- Rush Intel Services
After Mondays Caucuses have ended, many new questions are arising as to the security of America's Election System. We are all too familiar with the disaster that was the 2016 election. More specifically, Russia’s attempt to sway our minds through the use of Social Media via the company Cambridge Analytica. But now we are in 2020 and we are much wiser as to the manufactured consent that is created by outside forces, or are we? If anything, Mondays Iowa’s Caucus have shown us that we are just as venerable to election fraud as we ever were. An app was designed and built for the IDP by political tech firm “Shadow”. An investigation shows there are many interesting things about Shadow.
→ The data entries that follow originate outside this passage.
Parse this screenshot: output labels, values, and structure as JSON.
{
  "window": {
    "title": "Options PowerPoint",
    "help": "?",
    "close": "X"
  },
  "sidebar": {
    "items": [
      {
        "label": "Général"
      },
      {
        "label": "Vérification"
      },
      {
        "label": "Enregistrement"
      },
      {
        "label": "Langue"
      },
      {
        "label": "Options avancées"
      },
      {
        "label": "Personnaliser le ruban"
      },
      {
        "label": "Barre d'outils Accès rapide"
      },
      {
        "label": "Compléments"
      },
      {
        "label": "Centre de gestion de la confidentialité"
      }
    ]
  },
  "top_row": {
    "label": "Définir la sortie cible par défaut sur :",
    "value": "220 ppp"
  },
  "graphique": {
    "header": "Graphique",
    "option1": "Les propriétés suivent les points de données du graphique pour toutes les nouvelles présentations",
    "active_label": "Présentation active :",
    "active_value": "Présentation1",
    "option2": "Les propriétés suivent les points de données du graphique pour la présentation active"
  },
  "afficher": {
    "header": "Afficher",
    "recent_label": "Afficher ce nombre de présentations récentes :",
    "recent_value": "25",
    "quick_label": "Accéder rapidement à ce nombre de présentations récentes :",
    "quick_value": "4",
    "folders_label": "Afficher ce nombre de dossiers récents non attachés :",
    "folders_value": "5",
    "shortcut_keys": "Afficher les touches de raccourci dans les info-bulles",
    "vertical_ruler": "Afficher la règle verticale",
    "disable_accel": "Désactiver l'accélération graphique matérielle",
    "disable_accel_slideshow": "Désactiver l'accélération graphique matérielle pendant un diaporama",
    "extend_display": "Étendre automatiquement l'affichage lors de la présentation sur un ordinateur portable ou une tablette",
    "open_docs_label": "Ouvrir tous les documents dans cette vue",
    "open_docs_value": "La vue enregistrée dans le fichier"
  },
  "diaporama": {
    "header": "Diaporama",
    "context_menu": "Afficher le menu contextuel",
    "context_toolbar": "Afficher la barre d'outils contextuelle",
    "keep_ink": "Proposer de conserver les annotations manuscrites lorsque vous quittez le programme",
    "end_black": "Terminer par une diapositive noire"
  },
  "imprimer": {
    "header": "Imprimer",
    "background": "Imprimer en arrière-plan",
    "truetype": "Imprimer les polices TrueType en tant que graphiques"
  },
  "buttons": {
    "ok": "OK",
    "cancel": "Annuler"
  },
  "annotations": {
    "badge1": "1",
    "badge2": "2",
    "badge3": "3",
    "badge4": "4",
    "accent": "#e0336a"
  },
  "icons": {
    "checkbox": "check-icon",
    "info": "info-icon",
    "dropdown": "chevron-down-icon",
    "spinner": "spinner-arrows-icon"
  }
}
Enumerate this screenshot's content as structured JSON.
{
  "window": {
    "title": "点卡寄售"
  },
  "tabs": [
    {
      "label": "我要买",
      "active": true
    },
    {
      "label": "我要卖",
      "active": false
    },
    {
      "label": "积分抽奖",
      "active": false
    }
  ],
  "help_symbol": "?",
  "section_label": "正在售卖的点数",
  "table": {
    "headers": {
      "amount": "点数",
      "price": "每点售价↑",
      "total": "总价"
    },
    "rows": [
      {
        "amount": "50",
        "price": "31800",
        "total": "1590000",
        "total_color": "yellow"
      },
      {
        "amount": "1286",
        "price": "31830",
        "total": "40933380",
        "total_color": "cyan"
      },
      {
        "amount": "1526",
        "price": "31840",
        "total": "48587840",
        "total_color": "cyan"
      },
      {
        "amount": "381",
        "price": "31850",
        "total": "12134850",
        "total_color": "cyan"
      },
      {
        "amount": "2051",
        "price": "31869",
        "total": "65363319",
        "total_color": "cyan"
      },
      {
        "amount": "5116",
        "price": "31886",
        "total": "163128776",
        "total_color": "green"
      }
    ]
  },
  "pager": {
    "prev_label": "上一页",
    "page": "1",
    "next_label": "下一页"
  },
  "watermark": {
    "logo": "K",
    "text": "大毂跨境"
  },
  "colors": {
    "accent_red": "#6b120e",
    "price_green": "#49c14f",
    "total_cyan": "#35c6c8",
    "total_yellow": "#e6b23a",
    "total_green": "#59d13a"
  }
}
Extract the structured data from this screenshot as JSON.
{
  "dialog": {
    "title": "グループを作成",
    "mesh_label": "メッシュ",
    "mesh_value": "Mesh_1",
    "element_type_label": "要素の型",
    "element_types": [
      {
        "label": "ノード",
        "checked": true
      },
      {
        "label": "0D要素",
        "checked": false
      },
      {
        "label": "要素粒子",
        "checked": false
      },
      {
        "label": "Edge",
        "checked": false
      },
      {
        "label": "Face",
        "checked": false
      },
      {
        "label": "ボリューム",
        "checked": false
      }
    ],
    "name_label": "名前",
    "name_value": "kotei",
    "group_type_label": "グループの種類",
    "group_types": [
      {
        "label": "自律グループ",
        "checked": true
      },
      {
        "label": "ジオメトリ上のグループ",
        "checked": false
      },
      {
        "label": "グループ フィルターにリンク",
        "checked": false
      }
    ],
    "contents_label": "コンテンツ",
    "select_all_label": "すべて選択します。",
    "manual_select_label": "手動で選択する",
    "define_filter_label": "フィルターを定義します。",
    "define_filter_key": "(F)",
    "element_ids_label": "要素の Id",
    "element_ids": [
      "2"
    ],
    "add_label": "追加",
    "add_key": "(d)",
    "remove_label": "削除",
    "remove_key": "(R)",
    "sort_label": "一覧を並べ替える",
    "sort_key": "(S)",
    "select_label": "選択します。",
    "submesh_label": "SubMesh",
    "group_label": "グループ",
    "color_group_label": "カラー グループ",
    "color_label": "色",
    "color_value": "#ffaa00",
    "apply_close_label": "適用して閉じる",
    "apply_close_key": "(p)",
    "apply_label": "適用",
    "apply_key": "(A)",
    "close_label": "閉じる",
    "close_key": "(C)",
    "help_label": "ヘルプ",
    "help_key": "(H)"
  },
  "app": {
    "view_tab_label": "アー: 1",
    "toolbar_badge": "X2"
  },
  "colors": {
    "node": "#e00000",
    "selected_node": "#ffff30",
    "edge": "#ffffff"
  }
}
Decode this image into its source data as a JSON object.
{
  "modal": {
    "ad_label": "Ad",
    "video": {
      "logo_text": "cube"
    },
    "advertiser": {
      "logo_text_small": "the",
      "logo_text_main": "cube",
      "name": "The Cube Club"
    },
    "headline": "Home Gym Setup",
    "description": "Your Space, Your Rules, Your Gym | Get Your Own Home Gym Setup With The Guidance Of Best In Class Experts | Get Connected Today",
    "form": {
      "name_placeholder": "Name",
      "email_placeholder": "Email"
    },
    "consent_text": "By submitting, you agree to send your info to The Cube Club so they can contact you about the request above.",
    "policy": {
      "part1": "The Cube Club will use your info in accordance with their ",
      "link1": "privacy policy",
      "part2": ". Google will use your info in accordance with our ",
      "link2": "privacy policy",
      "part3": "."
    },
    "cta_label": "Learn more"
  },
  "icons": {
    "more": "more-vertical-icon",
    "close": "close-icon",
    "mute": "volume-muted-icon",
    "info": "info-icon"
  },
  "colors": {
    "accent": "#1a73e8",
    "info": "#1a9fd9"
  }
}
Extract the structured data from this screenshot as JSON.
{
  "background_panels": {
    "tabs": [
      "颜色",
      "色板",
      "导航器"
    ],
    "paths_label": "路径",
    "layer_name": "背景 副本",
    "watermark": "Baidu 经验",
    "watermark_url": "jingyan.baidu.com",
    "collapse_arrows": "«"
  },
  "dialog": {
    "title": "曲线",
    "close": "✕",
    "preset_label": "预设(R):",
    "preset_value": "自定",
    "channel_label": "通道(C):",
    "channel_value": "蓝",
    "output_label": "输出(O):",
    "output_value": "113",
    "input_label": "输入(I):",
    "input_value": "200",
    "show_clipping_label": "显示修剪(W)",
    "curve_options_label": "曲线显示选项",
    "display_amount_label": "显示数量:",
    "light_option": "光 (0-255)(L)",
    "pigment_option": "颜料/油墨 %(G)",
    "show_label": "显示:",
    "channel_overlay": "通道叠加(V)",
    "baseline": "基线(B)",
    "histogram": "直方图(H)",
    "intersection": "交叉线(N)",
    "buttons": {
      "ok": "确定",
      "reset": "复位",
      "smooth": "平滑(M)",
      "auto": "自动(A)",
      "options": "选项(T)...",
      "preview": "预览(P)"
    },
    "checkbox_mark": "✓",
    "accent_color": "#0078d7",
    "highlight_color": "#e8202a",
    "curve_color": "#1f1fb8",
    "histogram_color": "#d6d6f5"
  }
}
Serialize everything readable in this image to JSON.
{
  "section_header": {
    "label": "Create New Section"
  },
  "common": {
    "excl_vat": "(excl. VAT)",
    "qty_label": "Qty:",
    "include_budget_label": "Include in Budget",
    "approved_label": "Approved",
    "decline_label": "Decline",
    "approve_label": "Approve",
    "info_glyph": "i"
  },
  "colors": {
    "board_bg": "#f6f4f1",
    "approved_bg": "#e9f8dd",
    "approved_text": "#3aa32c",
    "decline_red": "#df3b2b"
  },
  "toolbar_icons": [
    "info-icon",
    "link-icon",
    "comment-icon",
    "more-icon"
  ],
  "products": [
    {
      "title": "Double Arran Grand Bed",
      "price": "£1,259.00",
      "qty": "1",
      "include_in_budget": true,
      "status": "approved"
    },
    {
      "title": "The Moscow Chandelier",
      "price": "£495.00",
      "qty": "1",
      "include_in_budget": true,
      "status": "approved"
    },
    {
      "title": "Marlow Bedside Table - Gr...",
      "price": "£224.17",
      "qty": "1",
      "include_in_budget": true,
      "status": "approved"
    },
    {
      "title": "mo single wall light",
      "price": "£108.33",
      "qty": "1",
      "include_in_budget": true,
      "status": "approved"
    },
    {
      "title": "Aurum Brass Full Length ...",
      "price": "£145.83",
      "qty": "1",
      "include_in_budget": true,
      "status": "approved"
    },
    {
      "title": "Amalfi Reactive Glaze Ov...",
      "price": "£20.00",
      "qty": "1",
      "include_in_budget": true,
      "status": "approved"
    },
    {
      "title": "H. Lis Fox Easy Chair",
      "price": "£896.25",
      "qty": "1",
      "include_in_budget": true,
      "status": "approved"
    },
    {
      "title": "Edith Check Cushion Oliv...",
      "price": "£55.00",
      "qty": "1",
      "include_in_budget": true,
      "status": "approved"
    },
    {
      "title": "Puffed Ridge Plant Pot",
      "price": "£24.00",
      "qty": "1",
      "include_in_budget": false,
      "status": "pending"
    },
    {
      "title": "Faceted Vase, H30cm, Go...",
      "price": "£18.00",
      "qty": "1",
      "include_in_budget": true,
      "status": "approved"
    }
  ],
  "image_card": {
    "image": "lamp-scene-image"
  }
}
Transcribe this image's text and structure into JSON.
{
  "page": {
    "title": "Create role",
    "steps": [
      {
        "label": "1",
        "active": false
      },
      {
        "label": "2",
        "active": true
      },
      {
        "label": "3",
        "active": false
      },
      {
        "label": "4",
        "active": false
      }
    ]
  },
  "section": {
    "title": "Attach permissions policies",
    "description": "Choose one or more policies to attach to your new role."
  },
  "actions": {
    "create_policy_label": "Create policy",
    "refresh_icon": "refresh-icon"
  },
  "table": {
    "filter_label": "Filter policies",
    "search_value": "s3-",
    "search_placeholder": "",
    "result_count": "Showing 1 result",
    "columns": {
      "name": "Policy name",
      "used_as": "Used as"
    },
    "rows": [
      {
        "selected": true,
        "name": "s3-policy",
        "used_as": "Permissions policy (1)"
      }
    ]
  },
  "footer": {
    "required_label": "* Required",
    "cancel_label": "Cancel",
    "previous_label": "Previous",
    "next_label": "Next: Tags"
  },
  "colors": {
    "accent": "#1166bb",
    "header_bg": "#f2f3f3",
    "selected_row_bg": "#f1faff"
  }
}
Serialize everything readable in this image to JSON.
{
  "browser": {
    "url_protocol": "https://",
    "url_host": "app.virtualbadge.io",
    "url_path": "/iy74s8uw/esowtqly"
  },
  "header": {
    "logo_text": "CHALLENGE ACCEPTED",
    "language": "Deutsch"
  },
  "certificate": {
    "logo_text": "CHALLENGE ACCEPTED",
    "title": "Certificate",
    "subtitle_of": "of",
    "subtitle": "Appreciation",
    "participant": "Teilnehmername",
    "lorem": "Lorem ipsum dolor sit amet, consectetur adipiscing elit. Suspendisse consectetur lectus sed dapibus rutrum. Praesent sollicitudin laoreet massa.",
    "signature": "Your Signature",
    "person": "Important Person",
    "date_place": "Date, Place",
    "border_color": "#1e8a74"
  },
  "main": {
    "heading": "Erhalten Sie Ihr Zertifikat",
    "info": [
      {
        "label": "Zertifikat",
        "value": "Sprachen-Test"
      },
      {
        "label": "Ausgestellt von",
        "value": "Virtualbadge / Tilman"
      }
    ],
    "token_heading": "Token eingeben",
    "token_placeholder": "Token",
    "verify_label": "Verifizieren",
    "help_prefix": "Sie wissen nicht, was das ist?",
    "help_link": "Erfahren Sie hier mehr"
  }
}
First and foremost is that it failed to accurately report voter results. Furthermore, the company was started by Hillary Clinton and Buttigieg had paid Shadow a large sum of money for its use. “$63,000. That’s how much the IDP paid Shadow to develop the app, according to the Wall Street Journal. Other Democratic candidates have also used Shadow for campaign work. According to Federal Election Commission filings, Buttigieg paid Shadow $42,500 for “software rights and subscriptions.” Both Joe Biden and former contender Kirsten Gillibrand paid Shadow for campaign work—$1,225 and $37,400, respectively. Reminder: This is the second snafu for the Iowa caucus. Saturday night’s Des Moines Register/CNN poll results were withheld after Buttigieg’s campaign complained his name was left off a telephone survey earlier in the week. And the Washington Post said that the 2016 IDP caucus results between Hillary Clinton and Sanders were not announced for hours, with Clinton finally emerging the victor with a half of a percentage point in her favor. “ (https://www.forbes.com/sites/lisettevoytko/2020/02/04/heres-everything-we-know-about-the-app-that-reportedly-disrupted-the-iowa-caucus/#2ca1f7f23303) If anything all this evidence of collusion may be suspect, however, it raises larger questions about who else is involved in the development and implementation of such election apps. If outside companies are designing such apps and use outside investors with their best interest at heart, who is to say that these companies could not through such an election. As a country maybe we are so busy being focused on other countries hacking our election system rather than looking in our own back yard. These scenarios may bring up similarities such as foreign terrorism vs. domestic terrorism, or foreign campaign meddling vs. domestic campaign meddling, however, it is important for us to keep those in power in check, to ensure the integrity of our election system, no matter what side of the aisle we are all on. We hope the investigation continues in an unbiased and transparent manner.